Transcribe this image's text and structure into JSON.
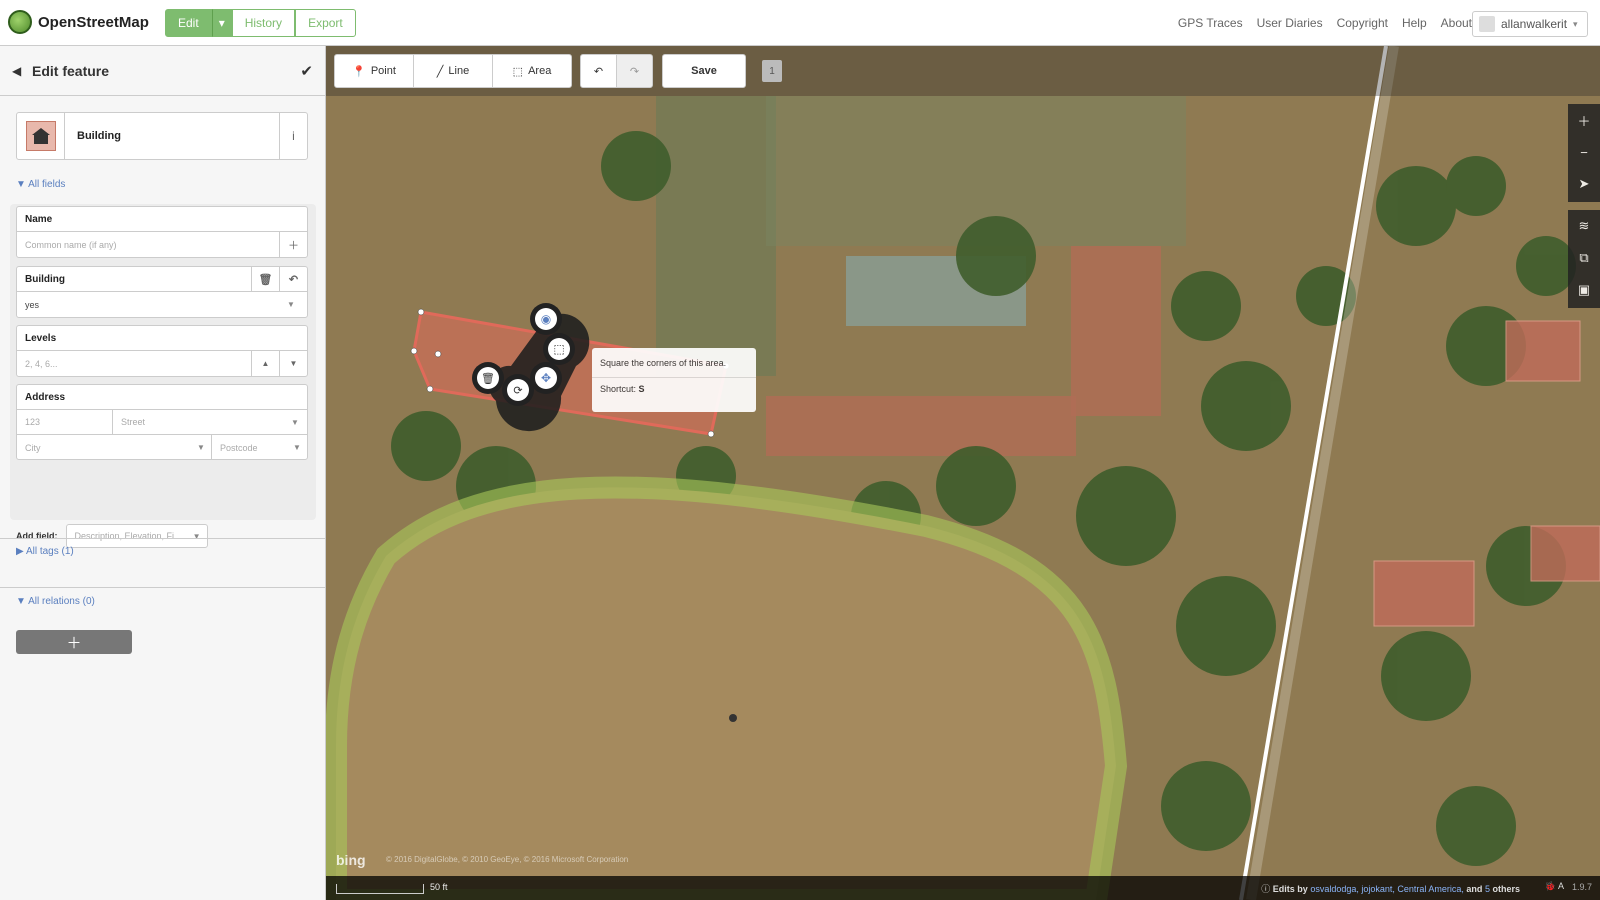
{
  "brand": {
    "name": "OpenStreetMap"
  },
  "header": {
    "edit_tab": "Edit",
    "history_tab": "History",
    "export_tab": "Export",
    "links": [
      "GPS Traces",
      "User Diaries",
      "Copyright",
      "Help",
      "About"
    ],
    "username": "allanwalkerit"
  },
  "sidebar": {
    "title": "Edit feature",
    "preset_name": "Building",
    "all_fields": "All fields",
    "fields": {
      "name_label": "Name",
      "name_placeholder": "Common name (if any)",
      "building_label": "Building",
      "building_value": "yes",
      "levels_label": "Levels",
      "levels_placeholder": "2, 4, 6...",
      "address_label": "Address",
      "housenumber_placeholder": "123",
      "street_placeholder": "Street",
      "city_placeholder": "City",
      "postcode_placeholder": "Postcode"
    },
    "add_field_label": "Add field:",
    "add_field_placeholder": "Description, Elevation, Fi...",
    "all_tags": "All tags (1)",
    "all_relations": "All relations (0)"
  },
  "toolbar": {
    "point": "Point",
    "line": "Line",
    "area": "Area",
    "save": "Save",
    "edit_count": "1"
  },
  "tooltip": {
    "text": "Square the corners of this area.",
    "shortcut_label": "Shortcut:",
    "shortcut_key": "S"
  },
  "footer": {
    "scale": "50 ft",
    "imagery": "bing",
    "imagery_attribution": "© 2016 DigitalGlobe, © 2010 GeoEye, © 2016 Microsoft Corporation",
    "edits_by": "Edits by",
    "editors": "osvaldodga, jojokant, Central America,",
    "and": "and",
    "others_count": "5",
    "others": "others",
    "version": "1.9.7"
  },
  "colors": {
    "osm_green": "#7ebc6f",
    "building_fill": "#e06a5a",
    "field_area": "#a8c85a"
  }
}
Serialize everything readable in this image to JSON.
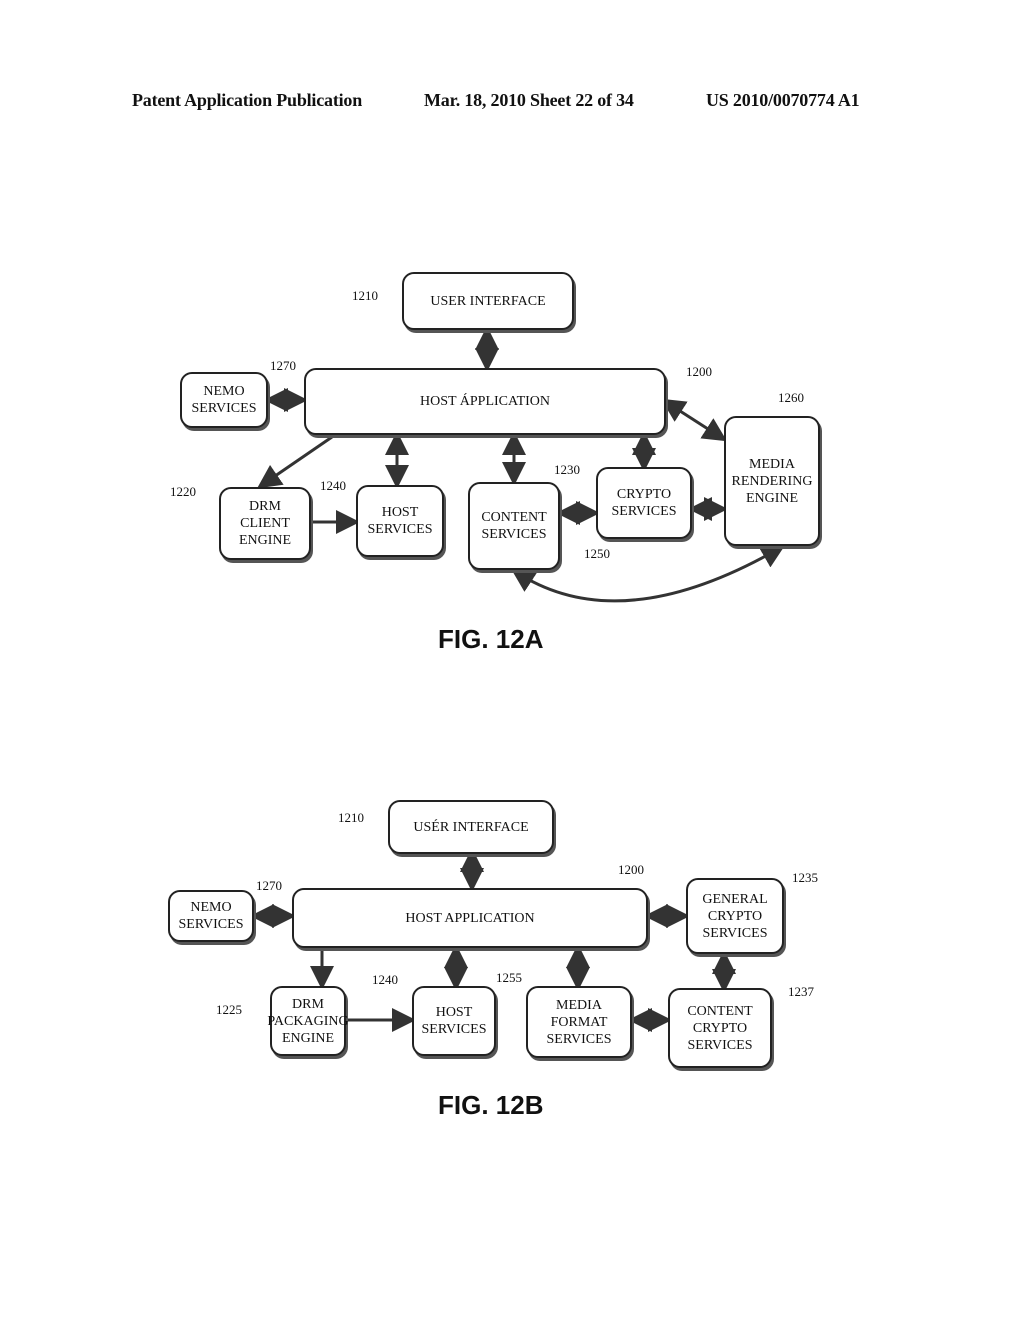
{
  "header": {
    "left": "Patent Application Publication",
    "center": "Mar. 18, 2010  Sheet 22 of 34",
    "right": "US 2010/0070774 A1"
  },
  "fig12a": {
    "caption": "FIG. 12A",
    "boxes": {
      "user_interface": "USER INTERFACE",
      "host_application": "HOST ÁPPLICATION",
      "nemo_services": "NEMO\nSERVICES",
      "drm_client_engine": "DRM\nCLIENT\nENGINE",
      "host_services": "HOST\nSERVICES",
      "content_services": "CONTENT\nSERVICES",
      "crypto_services": "CRYPTO\nSERVICES",
      "media_rendering_engine": "MEDIA\nRENDERING\nENGINE"
    },
    "refs": {
      "user_interface": "1210",
      "nemo_services": "1270",
      "host_application": "1200",
      "media_rendering_engine": "1260",
      "drm_client_engine": "1220",
      "host_services": "1240",
      "crypto_services": "1230",
      "content_services": "1250"
    }
  },
  "fig12b": {
    "caption": "FIG. 12B",
    "boxes": {
      "user_interface": "USÉR INTERFACE",
      "host_application": "HOST APPLICATION",
      "nemo_services": "NEMO\nSERVICES",
      "general_crypto_services": "GENERAL\nCRYPTO\nSERVICES",
      "drm_packaging_engine": "DRM\nPACKAGING\nENGINE",
      "host_services": "HOST\nSERVICES",
      "media_format_services": "MEDIA\nFORMAT\nSERVICES",
      "content_crypto_services": "CONTENT\nCRYPTO\nSERVICES"
    },
    "refs": {
      "user_interface": "1210",
      "host_application": "1200",
      "nemo_services": "1270",
      "general_crypto_services": "1235",
      "drm_packaging_engine": "1225",
      "host_services": "1240",
      "media_format_services": "1255",
      "content_crypto_services": "1237"
    }
  }
}
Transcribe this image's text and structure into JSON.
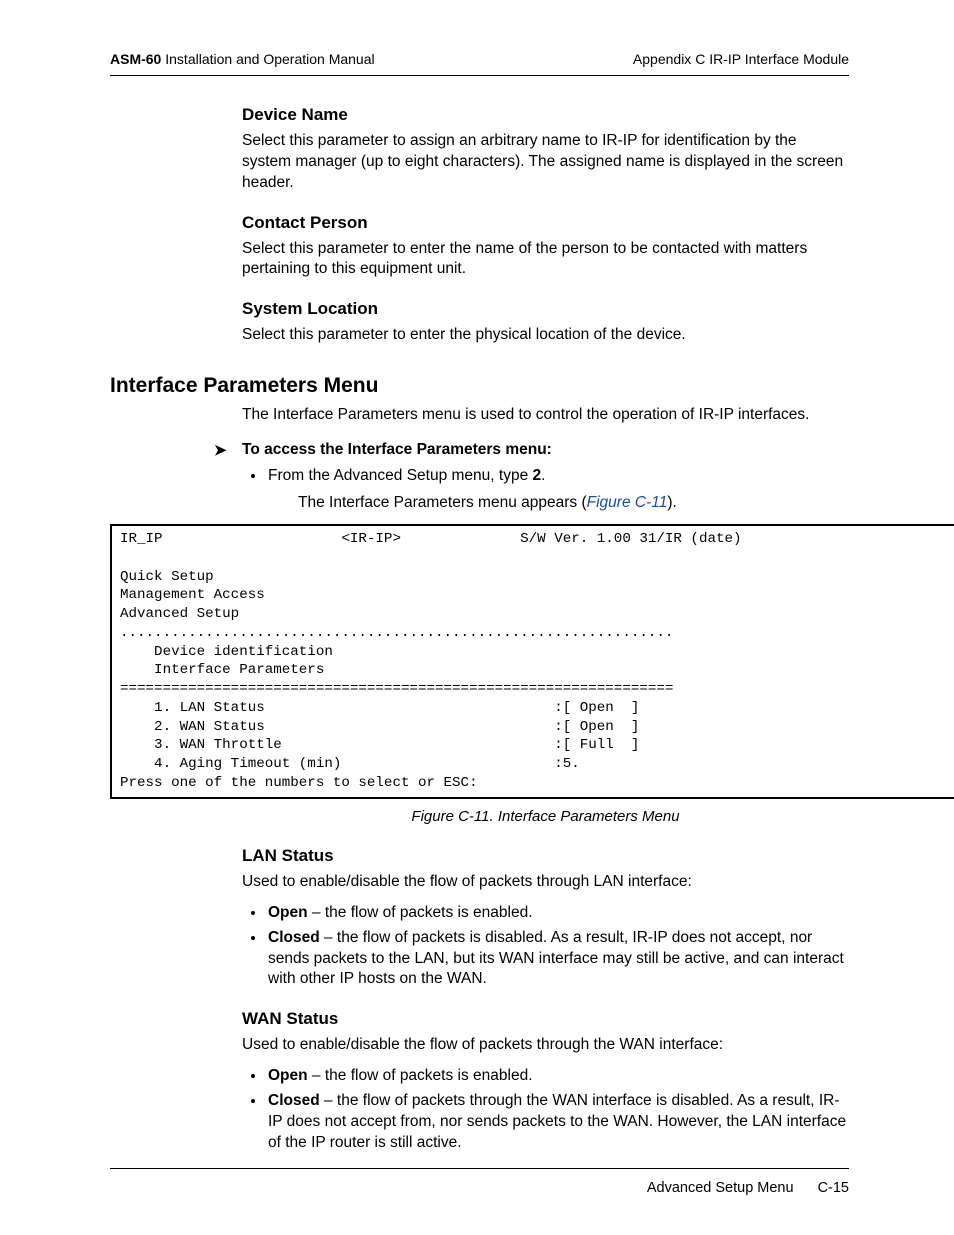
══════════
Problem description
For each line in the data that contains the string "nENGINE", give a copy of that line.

Answer space
      "drm_client_engine": "DRM\nCLIENT\nENGINE",
      "media_rendering_engine": "MEDIA\nRENDERING\nENGINE"
      "drm_packaging_engine": "DRM\nPACKAGING\nENGINE",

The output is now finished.